──────── Input data ────────
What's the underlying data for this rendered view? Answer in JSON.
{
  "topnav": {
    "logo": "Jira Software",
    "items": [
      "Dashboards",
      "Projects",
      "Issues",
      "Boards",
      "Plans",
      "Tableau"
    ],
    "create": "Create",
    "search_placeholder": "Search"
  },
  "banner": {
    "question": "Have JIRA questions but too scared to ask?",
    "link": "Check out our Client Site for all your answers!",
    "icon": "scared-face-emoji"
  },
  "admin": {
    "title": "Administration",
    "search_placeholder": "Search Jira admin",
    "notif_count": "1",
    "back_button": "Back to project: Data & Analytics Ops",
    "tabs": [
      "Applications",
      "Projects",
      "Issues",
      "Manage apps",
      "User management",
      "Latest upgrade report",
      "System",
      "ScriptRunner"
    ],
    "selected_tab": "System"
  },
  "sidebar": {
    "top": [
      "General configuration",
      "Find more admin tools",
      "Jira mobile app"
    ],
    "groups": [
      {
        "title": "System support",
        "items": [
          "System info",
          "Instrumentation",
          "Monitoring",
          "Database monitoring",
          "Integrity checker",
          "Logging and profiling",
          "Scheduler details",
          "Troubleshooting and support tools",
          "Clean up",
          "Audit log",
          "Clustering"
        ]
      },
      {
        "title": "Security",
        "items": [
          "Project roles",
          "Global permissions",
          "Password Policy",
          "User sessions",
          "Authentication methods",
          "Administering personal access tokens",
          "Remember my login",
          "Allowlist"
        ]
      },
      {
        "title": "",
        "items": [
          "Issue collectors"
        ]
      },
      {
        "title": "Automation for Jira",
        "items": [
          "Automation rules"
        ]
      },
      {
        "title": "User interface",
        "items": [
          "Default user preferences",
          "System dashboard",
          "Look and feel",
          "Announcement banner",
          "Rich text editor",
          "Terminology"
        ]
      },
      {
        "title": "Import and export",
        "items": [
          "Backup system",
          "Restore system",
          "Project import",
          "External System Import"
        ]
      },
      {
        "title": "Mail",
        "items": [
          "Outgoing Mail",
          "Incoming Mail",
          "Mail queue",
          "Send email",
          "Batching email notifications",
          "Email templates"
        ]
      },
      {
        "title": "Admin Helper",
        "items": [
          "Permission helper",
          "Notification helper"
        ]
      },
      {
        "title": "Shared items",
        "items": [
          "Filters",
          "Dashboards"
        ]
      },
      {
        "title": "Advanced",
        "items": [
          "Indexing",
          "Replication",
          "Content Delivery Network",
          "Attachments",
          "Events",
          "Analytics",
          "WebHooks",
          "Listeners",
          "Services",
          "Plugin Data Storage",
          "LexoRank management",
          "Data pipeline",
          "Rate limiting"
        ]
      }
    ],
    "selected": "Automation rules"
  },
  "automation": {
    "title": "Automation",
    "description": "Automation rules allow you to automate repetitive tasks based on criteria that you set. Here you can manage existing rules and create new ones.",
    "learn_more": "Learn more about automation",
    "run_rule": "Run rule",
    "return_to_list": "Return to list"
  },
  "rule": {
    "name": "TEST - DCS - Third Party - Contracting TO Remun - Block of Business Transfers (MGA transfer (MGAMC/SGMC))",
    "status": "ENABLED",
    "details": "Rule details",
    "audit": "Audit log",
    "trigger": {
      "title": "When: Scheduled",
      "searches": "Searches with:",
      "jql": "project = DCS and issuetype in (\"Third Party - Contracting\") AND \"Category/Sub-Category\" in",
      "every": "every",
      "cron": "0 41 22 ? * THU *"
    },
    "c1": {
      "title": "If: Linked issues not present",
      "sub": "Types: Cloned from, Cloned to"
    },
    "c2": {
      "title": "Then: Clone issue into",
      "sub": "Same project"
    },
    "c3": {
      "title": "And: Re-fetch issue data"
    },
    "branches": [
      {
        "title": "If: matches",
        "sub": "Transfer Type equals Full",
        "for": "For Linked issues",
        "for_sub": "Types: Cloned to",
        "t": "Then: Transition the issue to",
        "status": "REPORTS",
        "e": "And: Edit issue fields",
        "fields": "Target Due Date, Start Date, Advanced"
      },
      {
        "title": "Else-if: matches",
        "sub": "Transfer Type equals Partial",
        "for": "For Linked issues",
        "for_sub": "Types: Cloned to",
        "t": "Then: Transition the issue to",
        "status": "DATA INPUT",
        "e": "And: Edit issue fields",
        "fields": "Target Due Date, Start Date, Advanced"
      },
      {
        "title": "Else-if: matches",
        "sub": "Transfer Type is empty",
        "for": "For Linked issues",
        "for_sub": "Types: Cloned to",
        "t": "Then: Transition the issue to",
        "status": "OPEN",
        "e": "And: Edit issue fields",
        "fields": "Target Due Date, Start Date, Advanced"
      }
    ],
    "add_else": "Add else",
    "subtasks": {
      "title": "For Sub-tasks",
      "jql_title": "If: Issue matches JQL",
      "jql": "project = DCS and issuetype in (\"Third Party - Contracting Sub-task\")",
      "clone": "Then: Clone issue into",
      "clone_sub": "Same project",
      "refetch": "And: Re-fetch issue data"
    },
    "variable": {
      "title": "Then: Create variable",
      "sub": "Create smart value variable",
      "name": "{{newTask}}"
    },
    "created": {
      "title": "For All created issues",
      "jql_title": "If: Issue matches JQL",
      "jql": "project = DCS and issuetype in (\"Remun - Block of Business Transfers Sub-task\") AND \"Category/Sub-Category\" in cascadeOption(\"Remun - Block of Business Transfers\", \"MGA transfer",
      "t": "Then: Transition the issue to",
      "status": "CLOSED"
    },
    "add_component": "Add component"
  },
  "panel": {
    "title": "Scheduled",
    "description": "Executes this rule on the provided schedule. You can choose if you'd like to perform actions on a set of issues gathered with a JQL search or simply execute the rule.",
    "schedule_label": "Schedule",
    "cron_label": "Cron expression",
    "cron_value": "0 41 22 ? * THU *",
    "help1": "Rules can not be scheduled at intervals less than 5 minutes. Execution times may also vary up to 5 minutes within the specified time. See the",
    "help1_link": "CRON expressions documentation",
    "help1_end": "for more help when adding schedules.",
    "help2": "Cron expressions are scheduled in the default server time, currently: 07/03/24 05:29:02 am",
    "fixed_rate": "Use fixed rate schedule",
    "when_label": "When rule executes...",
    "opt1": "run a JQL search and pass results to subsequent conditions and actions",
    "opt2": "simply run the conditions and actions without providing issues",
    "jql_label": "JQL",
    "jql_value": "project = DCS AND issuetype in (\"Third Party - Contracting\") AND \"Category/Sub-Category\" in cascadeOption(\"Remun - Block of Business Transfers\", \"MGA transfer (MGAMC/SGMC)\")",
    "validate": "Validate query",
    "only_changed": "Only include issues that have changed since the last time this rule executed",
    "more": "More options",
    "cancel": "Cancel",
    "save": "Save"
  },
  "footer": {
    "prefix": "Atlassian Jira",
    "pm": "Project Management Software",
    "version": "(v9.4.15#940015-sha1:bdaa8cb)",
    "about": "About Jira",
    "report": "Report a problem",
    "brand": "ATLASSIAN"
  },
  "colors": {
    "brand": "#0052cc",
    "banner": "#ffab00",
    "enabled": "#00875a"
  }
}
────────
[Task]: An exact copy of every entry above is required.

[Expected output]:
What's the underlying data for this rendered view? Answer in JSON.
{
  "topnav": {
    "logo": "Jira Software",
    "items": [
      "Dashboards",
      "Projects",
      "Issues",
      "Boards",
      "Plans",
      "Tableau"
    ],
    "create": "Create",
    "search_placeholder": "Search"
  },
  "banner": {
    "question": "Have JIRA questions but too scared to ask?",
    "link": "Check out our Client Site for all your answers!",
    "icon": "scared-face-emoji"
  },
  "admin": {
    "title": "Administration",
    "search_placeholder": "Search Jira admin",
    "notif_count": "1",
    "back_button": "Back to project: Data & Analytics Ops",
    "tabs": [
      "Applications",
      "Projects",
      "Issues",
      "Manage apps",
      "User management",
      "Latest upgrade report",
      "System",
      "ScriptRunner"
    ],
    "selected_tab": "System"
  },
  "sidebar": {
    "top": [
      "General configuration",
      "Find more admin tools",
      "Jira mobile app"
    ],
    "groups": [
      {
        "title": "System support",
        "items": [
          "System info",
          "Instrumentation",
          "Monitoring",
          "Database monitoring",
          "Integrity checker",
          "Logging and profiling",
          "Scheduler details",
          "Troubleshooting and support tools",
          "Clean up",
          "Audit log",
          "Clustering"
        ]
      },
      {
        "title": "Security",
        "items": [
          "Project roles",
          "Global permissions",
          "Password Policy",
          "User sessions",
          "Authentication methods",
          "Administering personal access tokens",
          "Remember my login",
          "Allowlist"
        ]
      },
      {
        "title": "",
        "items": [
          "Issue collectors"
        ]
      },
      {
        "title": "Automation for Jira",
        "items": [
          "Automation rules"
        ]
      },
      {
        "title": "User interface",
        "items": [
          "Default user preferences",
          "System dashboard",
          "Look and feel",
          "Announcement banner",
          "Rich text editor",
          "Terminology"
        ]
      },
      {
        "title": "Import and export",
        "items": [
          "Backup system",
          "Restore system",
          "Project import",
          "External System Import"
        ]
      },
      {
        "title": "Mail",
        "items": [
          "Outgoing Mail",
          "Incoming Mail",
          "Mail queue",
          "Send email",
          "Batching email notifications",
          "Email templates"
        ]
      },
      {
        "title": "Admin Helper",
        "items": [
          "Permission helper",
          "Notification helper"
        ]
      },
      {
        "title": "Shared items",
        "items": [
          "Filters",
          "Dashboards"
        ]
      },
      {
        "title": "Advanced",
        "items": [
          "Indexing",
          "Replication",
          "Content Delivery Network",
          "Attachments",
          "Events",
          "Analytics",
          "WebHooks",
          "Listeners",
          "Services",
          "Plugin Data Storage",
          "LexoRank management",
          "Data pipeline",
          "Rate limiting"
        ]
      }
    ],
    "selected": "Automation rules"
  },
  "automation": {
    "title": "Automation",
    "description": "Automation rules allow you to automate repetitive tasks based on criteria that you set. Here you can manage existing rules and create new ones.",
    "learn_more": "Learn more about automation",
    "run_rule": "Run rule",
    "return_to_list": "Return to list"
  },
  "rule": {
    "name": "TEST - DCS - Third Party - Contracting TO Remun - Block of Business Transfers (MGA transfer (MGAMC/SGMC))",
    "status": "ENABLED",
    "details": "Rule details",
    "audit": "Audit log",
    "trigger": {
      "title": "When: Scheduled",
      "searches": "Searches with:",
      "jql": "project = DCS and issuetype in (\"Third Party - Contracting\") AND \"Category/Sub-Category\" in",
      "every": "every",
      "cron": "0 41 22 ? * THU *"
    },
    "c1": {
      "title": "If: Linked issues not present",
      "sub": "Types: Cloned from, Cloned to"
    },
    "c2": {
      "title": "Then: Clone issue into",
      "sub": "Same project"
    },
    "c3": {
      "title": "And: Re-fetch issue data"
    },
    "branches": [
      {
        "title": "If: matches",
        "sub": "Transfer Type equals Full",
        "for": "For Linked issues",
        "for_sub": "Types: Cloned to",
        "t": "Then: Transition the issue to",
        "status": "REPORTS",
        "e": "And: Edit issue fields",
        "fields": "Target Due Date, Start Date, Advanced"
      },
      {
        "title": "Else-if: matches",
        "sub": "Transfer Type equals Partial",
        "for": "For Linked issues",
        "for_sub": "Types: Cloned to",
        "t": "Then: Transition the issue to",
        "status": "DATA INPUT",
        "e": "And: Edit issue fields",
        "fields": "Target Due Date, Start Date, Advanced"
      },
      {
        "title": "Else-if: matches",
        "sub": "Transfer Type is empty",
        "for": "For Linked issues",
        "for_sub": "Types: Cloned to",
        "t": "Then: Transition the issue to",
        "status": "OPEN",
        "e": "And: Edit issue fields",
        "fields": "Target Due Date, Start Date, Advanced"
      }
    ],
    "add_else": "Add else",
    "subtasks": {
      "title": "For Sub-tasks",
      "jql_title": "If: Issue matches JQL",
      "jql": "project = DCS and issuetype in (\"Third Party - Contracting Sub-task\")",
      "clone": "Then: Clone issue into",
      "clone_sub": "Same project",
      "refetch": "And: Re-fetch issue data"
    },
    "variable": {
      "title": "Then: Create variable",
      "sub": "Create smart value variable",
      "name": "{{newTask}}"
    },
    "created": {
      "title": "For All created issues",
      "jql_title": "If: Issue matches JQL",
      "jql": "project = DCS and issuetype in (\"Remun - Block of Business Transfers Sub-task\") AND \"Category/Sub-Category\" in cascadeOption(\"Remun - Block of Business Transfers\", \"MGA transfer",
      "t": "Then: Transition the issue to",
      "status": "CLOSED"
    },
    "add_component": "Add component"
  },
  "panel": {
    "title": "Scheduled",
    "description": "Executes this rule on the provided schedule. You can choose if you'd like to perform actions on a set of issues gathered with a JQL search or simply execute the rule.",
    "schedule_label": "Schedule",
    "cron_label": "Cron expression",
    "cron_value": "0 41 22 ? * THU *",
    "help1": "Rules can not be scheduled at intervals less than 5 minutes. Execution times may also vary up to 5 minutes within the specified time. See the",
    "help1_link": "CRON expressions documentation",
    "help1_end": "for more help when adding schedules.",
    "help2": "Cron expressions are scheduled in the default server time, currently: 07/03/24 05:29:02 am",
    "fixed_rate": "Use fixed rate schedule",
    "when_label": "When rule executes...",
    "opt1": "run a JQL search and pass results to subsequent conditions and actions",
    "opt2": "simply run the conditions and actions without providing issues",
    "jql_label": "JQL",
    "jql_value": "project = DCS AND issuetype in (\"Third Party - Contracting\") AND \"Category/Sub-Category\" in cascadeOption(\"Remun - Block of Business Transfers\", \"MGA transfer (MGAMC/SGMC)\")",
    "validate": "Validate query",
    "only_changed": "Only include issues that have changed since the last time this rule executed",
    "more": "More options",
    "cancel": "Cancel",
    "save": "Save"
  },
  "footer": {
    "prefix": "Atlassian Jira",
    "pm": "Project Management Software",
    "version": "(v9.4.15#940015-sha1:bdaa8cb)",
    "about": "About Jira",
    "report": "Report a problem",
    "brand": "ATLASSIAN"
  },
  "colors": {
    "brand": "#0052cc",
    "banner": "#ffab00",
    "enabled": "#00875a"
  }
}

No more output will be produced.